Donny Lia had one of the quickest cars in testing at New Hampshire International Speedway.  He started the race sixth after qualifying was rained out and the field was set by points and he made forward progress early in the race.  But tire problems rained on Lia’s day during the 100-lap race and left him with a finish of 14th.

Speaking of Beer’s tire problems, they kept him down early on but could not keep him from contending for the win late in the race
Beers got his caution and changed tires, but from their he was off sequence with the rest of the contenders.

“We pitted early and took our tires.  We hurt the right front coming back through.  All those heat cycles between caution and green at the end hurt us.  It kept heating it up and cooling it down, it got worse and worse.  We could still run with them, but not as fast as we were earlier.”

Beers has been on a roll lately and his first win looks like it could be right around the corner.

“It’s great,” said Beers.  “This team is awesome from top
to bottom.  They give me a good racecar and we’ll be back here in a couple of months.  It’s going to be a good time then.”


Once again, Doug Coby showed that he is more than capable of winning races on the Modified Tour.  He’s been one of the hottest drivers of late in the series and came so close to winning at NHIS before fading to a fourth place finish.
He was still able to look on the bright side of his finish after the race.

“I’m always happy with a top 10,” said Coby.  “I’m thrilled with a top five, but I really want to win now.  Stafford and Loudon were two great runs in three races with this team.  The guys had an awesome pit stop.  We only took two tires and I think that Ted took four.  We actually passed him in traffic.  I think that he drove it in there hard and got it loose.  I was thinking that Ted was behind me and that was pretty good.”

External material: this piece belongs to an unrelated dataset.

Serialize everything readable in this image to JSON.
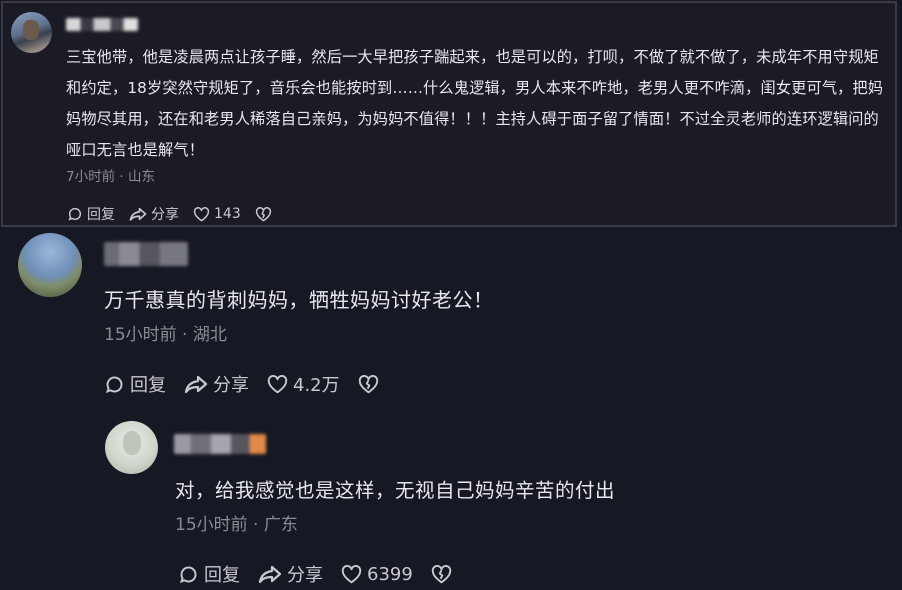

“I’m very happy with fourth, I hate leading and not winning, but this is Loudon and you never know what will happen.  So we’ll take this.  We aren’t wrecked, we finished in the top four and we put on a great show for the fans.” 

Tyler Haydt had never raced at NHIS before this event.  The rookie did exactly what was expected of him though buy staying out of trouble and finishing the race on the lead lap.  His 25th-place finish was not flashy, but nobody was mad at him after the race and he gained a ton of experience.
“It feels good just to run all the laps that we did,” Said Haydt. “We never really were in contention, but we never really fell back either.  We just hung out, ran all the laps and learned a lot.  It was good for us.”

So what were Haydt’s impressions of the strange new place where he raced?

“I like it here,” said Haydt.  “The more I ran, the more comfortable I was.  It’s just a matter of time I guess before I run well here.”

And the fact that NASCAR Nextel Cup and Busch Series teams were watching added to the attraction of racing at NHIS.
“It’s neat to be at a place this big, with all these people here,” said Haydt.  “All these guys are watching and under caution you can see them on the trailers.  It’s neat to see that.”


Defending champion Tony Hirschman finished second at NHIS.  It might not have been his ideal finishing position, but it was a solid day and when you are ranked third in points, those days really help the big picture for the season.

“Second’s second,” Said Hirschman.  “It’s not a win, but it’s what we needed to do.  We gained points on everyone except Ted.  He gained 10 points on us, but at least we are in the hunt.  There are a few races to go yet.”

Doug Coby (#77) tries to hold off the #13 of TC (Top) while Tony Hirschman (#48) tries to catch him at the line.  (51 Photos)
Tyler Haydt in the pits during practice.  (51 Photo)